This false-color ultraviolet image of the south pole of Venus was obtained by the Venus Monitoring Camera onboard The European Space Agency's Venus Express on Feb. 25, 2008 from a distance of about 12,400 miles (20,000 kilometers). The octagonal shape of the image is due to the VMC field of view.
Mars, Earth, and Venus. Only Earth has an active magnetosphere, yet all three worlds are losing their atmospheres at similar rates.
This image shows thermal infrared radiation (at a wavelength of 5 microns) emitted by the cloud tops at the southern polar region of Venus on Jan. 20, 2008, as viewed by the VIRTIS imaging spectrometer on Venus Express. The white arrows show the atmospheric winds, measured by tracking the movement of cloud features.
This image shows the polar region of Venus, at a wavelength of 3.8 microns. The arrows denote the motion of the atmosphere around a center of rotation (marked with a white dot). The center of rotation is found to be displaced on average by about 300 km from the geographic south pole.
The hemispheric view of Venus, as revealed by more than a decade of radar investigations culminating in the 1990-1994 Magellan mission, is centered on the South Pole.

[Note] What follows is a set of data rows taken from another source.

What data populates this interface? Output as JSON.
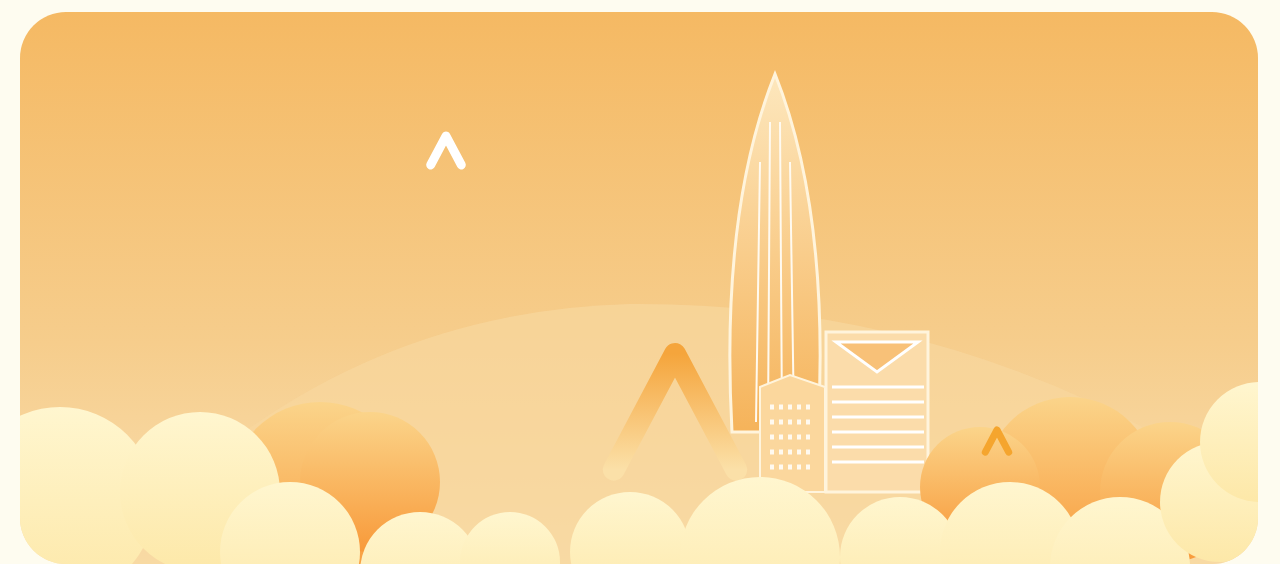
{
  "banner": {
    "kind": "illustration"
  }
}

This hemispheric view of Venus was created using more than a decade of radar investigations culminating in the 1990-1994 Magellan mission, and is centered on the planet's North Pole. This composite image was processed to improve contrast and to emphasize small features, and was color-coded to represent elevation.
This false-color image shows the volcano Sapas Mons, which is located in the broad equatorial rise called Atla Regio. The dark flows on the lower right are thought to be smoother than the brighter ones near the central part of the volcano. Many of the flows appear to have been erupted along the flanks of the volcano rather than from the summit. This type of flank eruption is common on large volcanoes on Earth, such as the Hawaiian volcanoes. If comparable to similar features on Earth, Atla Regio probably formed when large volumes of molten rock upwelled from areas within the interior of Venus known as 'hot spots.'